(REQUIRED ACTION):
Determine how many lines in the data below contain "this" and write only that number.

(SUPPLIED MATERIAL):

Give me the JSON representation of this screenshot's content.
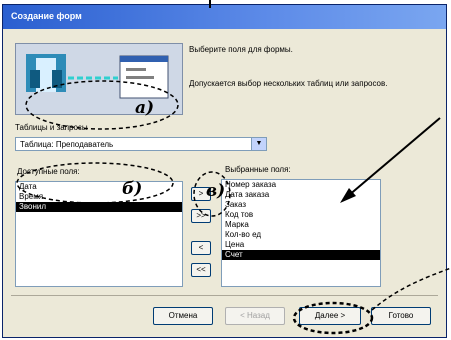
{
  "window": {
    "title": "Создание форм"
  },
  "header": {
    "prompt": "Выберите поля для формы.",
    "hint": "Допускается выбор нескольких таблиц или запросов."
  },
  "source": {
    "label": "Таблицы и запросы",
    "selected": "Таблица: Преподаватель"
  },
  "available": {
    "label": "Доступные поля:",
    "items": [
      {
        "text": "Дата"
      },
      {
        "text": "Время"
      },
      {
        "text": "Звонил"
      }
    ]
  },
  "selected_fields": {
    "label": "Выбранные поля:",
    "items": [
      {
        "text": "Номер заказа"
      },
      {
        "text": "Дата заказа"
      },
      {
        "text": "Заказ"
      },
      {
        "text": "Код тов"
      },
      {
        "text": "Марка"
      },
      {
        "text": "Кол-во ед"
      },
      {
        "text": "Цена"
      },
      {
        "text": "Счет"
      }
    ]
  },
  "move_buttons": {
    "add": ">",
    "add_all": ">>",
    "remove": "<",
    "remove_all": "<<"
  },
  "footer": {
    "cancel": "Отмена",
    "back": "< Назад",
    "next": "Далее >",
    "finish": "Готово"
  },
  "annotations": {
    "a": "а)",
    "b": "б)",
    "c": "в)"
  }
}
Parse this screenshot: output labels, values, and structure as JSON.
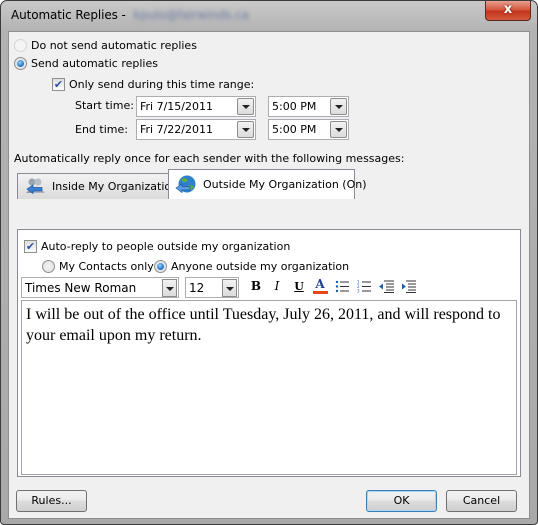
{
  "window": {
    "title": "Automatic Replies -",
    "title_account_redacted": "kpulo@fairwinds.ca",
    "close_label": "x"
  },
  "options": {
    "do_not_send": {
      "label": "Do not send automatic replies",
      "selected": false
    },
    "send": {
      "label": "Send automatic replies",
      "selected": true
    },
    "time_range": {
      "label": "Only send during this time range:",
      "checked": true,
      "check_glyph": "✔"
    },
    "start": {
      "label": "Start time:",
      "date": "Fri 7/15/2011",
      "time": "5:00 PM"
    },
    "end": {
      "label": "End time:",
      "date": "Fri 7/22/2011",
      "time": "5:00 PM"
    }
  },
  "section_label": "Automatically reply once for each sender with the following messages:",
  "tabs": [
    {
      "label": "Inside My Organization",
      "icon": "people-arrow-icon",
      "active": false
    },
    {
      "label": "Outside My Organization (On)",
      "icon": "globe-arrow-icon",
      "active": true
    }
  ],
  "outside_panel": {
    "auto_reply": {
      "label": "Auto-reply to people outside my organization",
      "checked": true,
      "check_glyph": "✔"
    },
    "scope": [
      {
        "label": "My Contacts only",
        "selected": false
      },
      {
        "label": "Anyone outside my organization",
        "selected": true
      }
    ],
    "font_name": "Times New Roman",
    "font_size": "12",
    "toolbar": {
      "bold": "B",
      "italic": "I",
      "underline": "U",
      "font_color": "A",
      "font_color_hex": "#e8461c"
    },
    "message": "I will be out of the office until Tuesday, July 26, 2011, and will respond to your email upon my return."
  },
  "buttons": {
    "rules": "Rules...",
    "ok": "OK",
    "cancel": "Cancel"
  }
}
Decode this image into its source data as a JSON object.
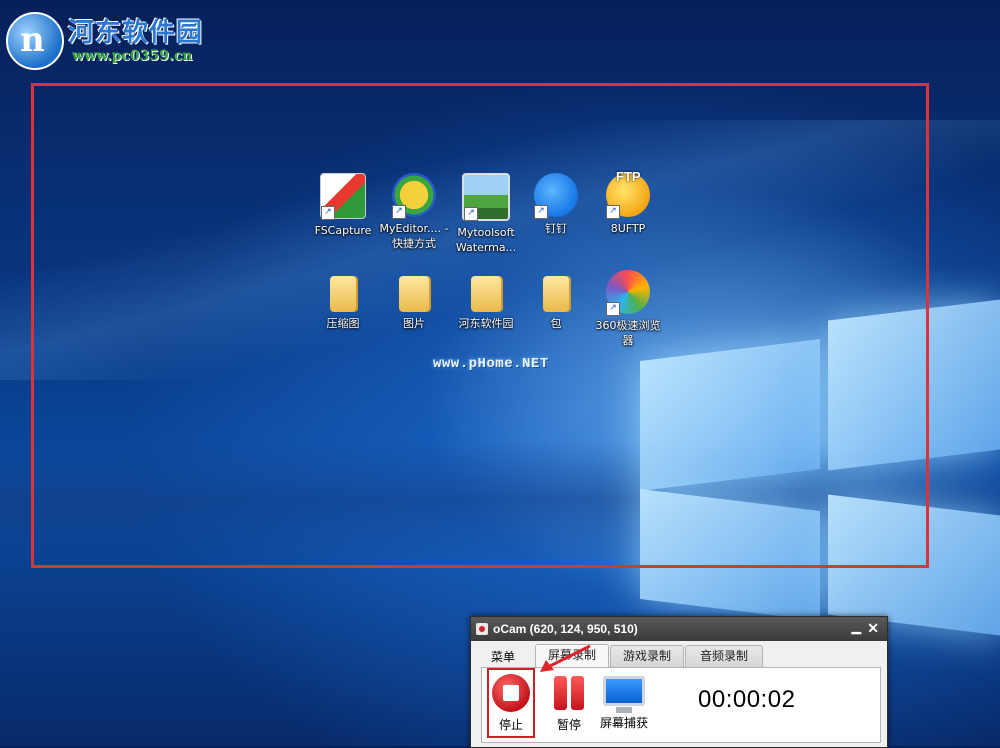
{
  "watermark": {
    "title": "河东软件园",
    "url": "www.pc0359.cn",
    "logo_letter": "n"
  },
  "desktop": {
    "icons_row1": [
      {
        "label": "FSCapture",
        "icon": "fscapture-icon"
      },
      {
        "label": "MyEditor.... - 快捷方式",
        "icon": "myeditor-icon"
      },
      {
        "label": "Mytoolsoft Waterma...",
        "icon": "mytoolsoft-icon"
      },
      {
        "label": "钉钉",
        "icon": "dingtalk-icon"
      },
      {
        "label": "8UFTP",
        "icon": "8uftp-icon",
        "badge": "FTP"
      }
    ],
    "icons_row2": [
      {
        "label": "压缩图",
        "icon": "folder-icon"
      },
      {
        "label": "图片",
        "icon": "folder-icon"
      },
      {
        "label": "河东软件园",
        "icon": "folder-icon"
      },
      {
        "label": "包",
        "icon": "folder-icon"
      },
      {
        "label": "360极速浏览器",
        "icon": "browser-360-icon"
      }
    ],
    "watermark_text": "www.pHome.NET"
  },
  "ocam": {
    "title": "oCam (620, 124, 950, 510)",
    "menu_label": "菜单",
    "tabs": [
      "屏幕录制",
      "游戏录制",
      "音频录制"
    ],
    "active_tab": 0,
    "buttons": {
      "stop": "停止",
      "pause": "暂停",
      "capture": "屏幕捕获"
    },
    "timer": "00:00:02"
  },
  "colors": {
    "capture_border": "#d8343a",
    "stop_highlight": "#d11f25"
  }
}
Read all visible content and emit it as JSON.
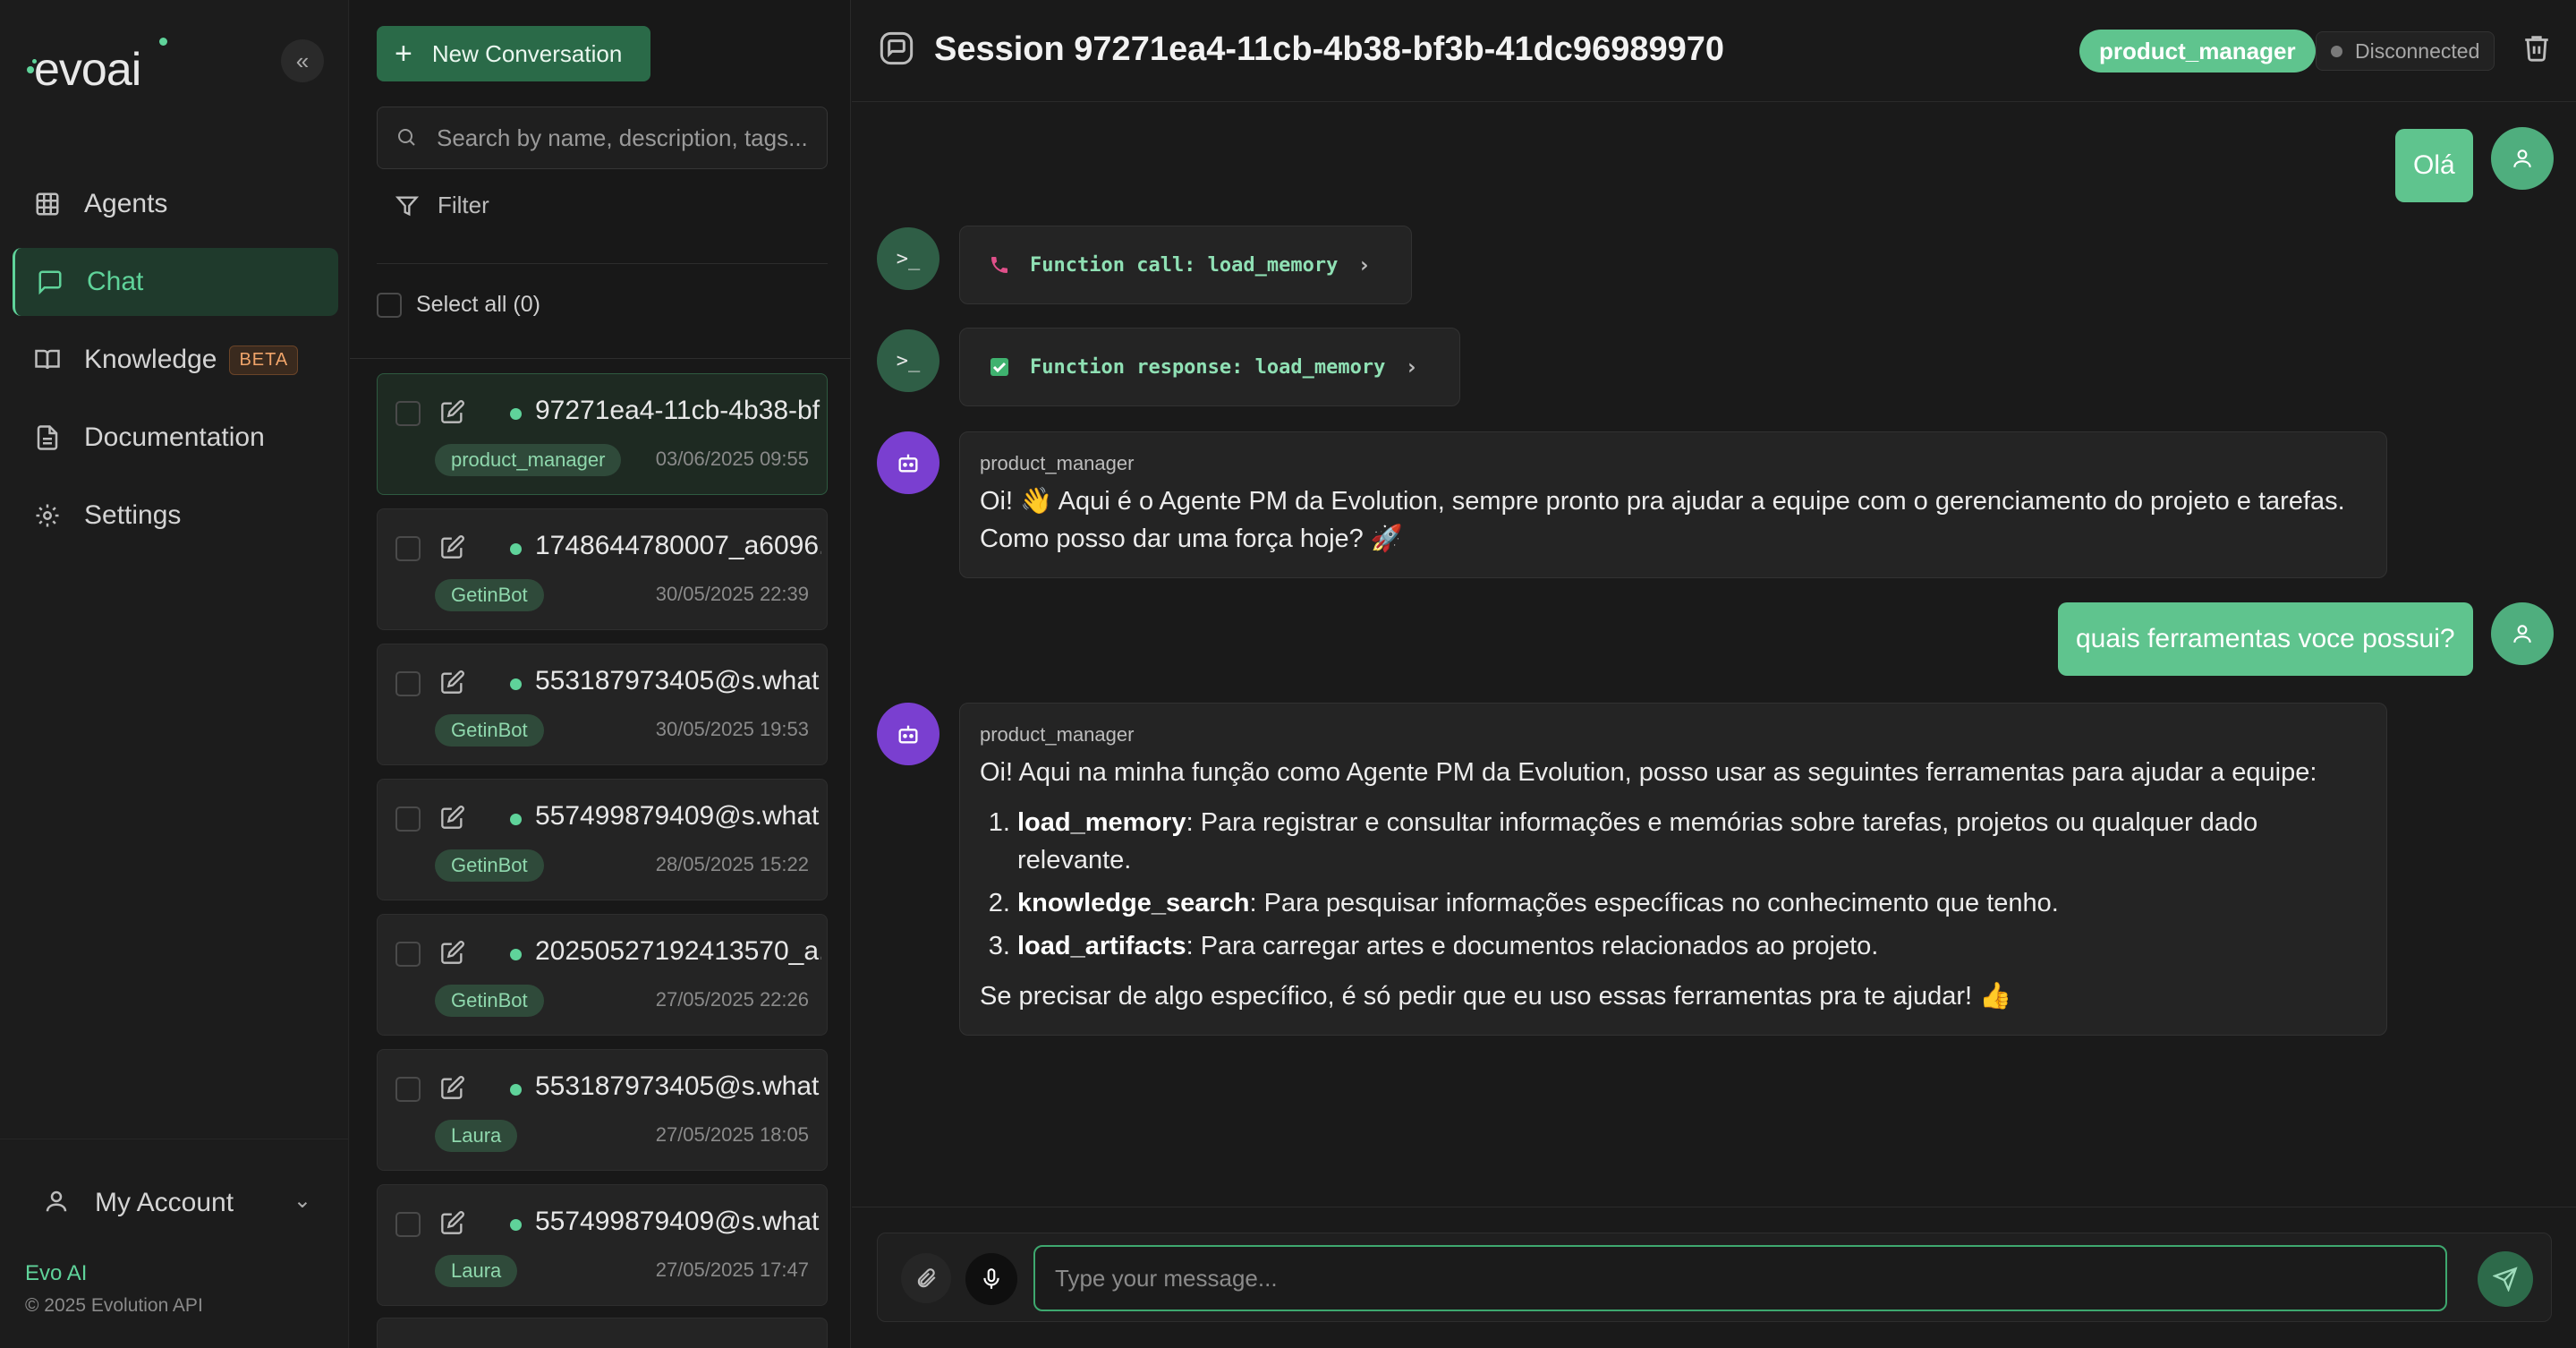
{
  "sidebar": {
    "logo": "evoai",
    "nav": [
      {
        "label": "Agents",
        "icon": "grid-icon"
      },
      {
        "label": "Chat",
        "icon": "chat-icon",
        "active": true
      },
      {
        "label": "Knowledge",
        "icon": "book-icon",
        "badge": "BETA"
      },
      {
        "label": "Documentation",
        "icon": "document-icon"
      },
      {
        "label": "Settings",
        "icon": "gear-icon"
      }
    ],
    "account_label": "My Account",
    "brand": "Evo AI",
    "copyright": "© 2025 Evolution API"
  },
  "conversations": {
    "new_button": "New Conversation",
    "search_placeholder": "Search by name, description, tags...",
    "filter_label": "Filter",
    "select_all": "Select all (0)",
    "items": [
      {
        "name": "97271ea4-11cb-4b38-bf...",
        "tag": "product_manager",
        "date": "03/06/2025 09:55",
        "active": true
      },
      {
        "name": "1748644780007_a6096...",
        "tag": "GetinBot",
        "date": "30/05/2025 22:39"
      },
      {
        "name": "553187973405@s.what...",
        "tag": "GetinBot",
        "date": "30/05/2025 19:53"
      },
      {
        "name": "557499879409@s.what...",
        "tag": "GetinBot",
        "date": "28/05/2025 15:22"
      },
      {
        "name": "20250527192413570_a...",
        "tag": "GetinBot",
        "date": "27/05/2025 22:26"
      },
      {
        "name": "553187973405@s.what...",
        "tag": "Laura",
        "date": "27/05/2025 18:05"
      },
      {
        "name": "557499879409@s.what...",
        "tag": "Laura",
        "date": "27/05/2025 17:47"
      }
    ]
  },
  "header": {
    "title": "Session 97271ea4-11cb-4b38-bf3b-41dc96989970",
    "agent_badge": "product_manager",
    "status": "Disconnected"
  },
  "messages": {
    "user1": "Olá",
    "fn_call": "Function call: load_memory",
    "fn_response": "Function response: load_memory",
    "bot1_name": "product_manager",
    "bot1_text": "Oi! 👋 Aqui é o Agente PM da Evolution, sempre pronto pra ajudar a equipe com o gerenciamento do projeto e tarefas. Como posso dar uma força hoje? 🚀",
    "user2": "quais ferramentas voce possui?",
    "bot2_name": "product_manager",
    "bot2_intro": "Oi! Aqui na minha função como Agente PM da Evolution, posso usar as seguintes ferramentas para ajudar a equipe:",
    "bot2_items": [
      {
        "tool": "load_memory",
        "desc": ": Para registrar e consultar informações e memórias sobre tarefas, projetos ou qualquer dado relevante."
      },
      {
        "tool": "knowledge_search",
        "desc": ": Para pesquisar informações específicas no conhecimento que tenho."
      },
      {
        "tool": "load_artifacts",
        "desc": ": Para carregar artes e documentos relacionados ao projeto."
      }
    ],
    "bot2_outro": "Se precisar de algo específico, é só pedir que eu uso essas ferramentas pra te ajudar! 👍"
  },
  "composer": {
    "placeholder": "Type your message..."
  },
  "colors": {
    "accent": "#5fc48e",
    "bot_avatar": "#7a3fd0",
    "background": "#1a1a1a"
  }
}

(EXERCISE RESPONSE):
4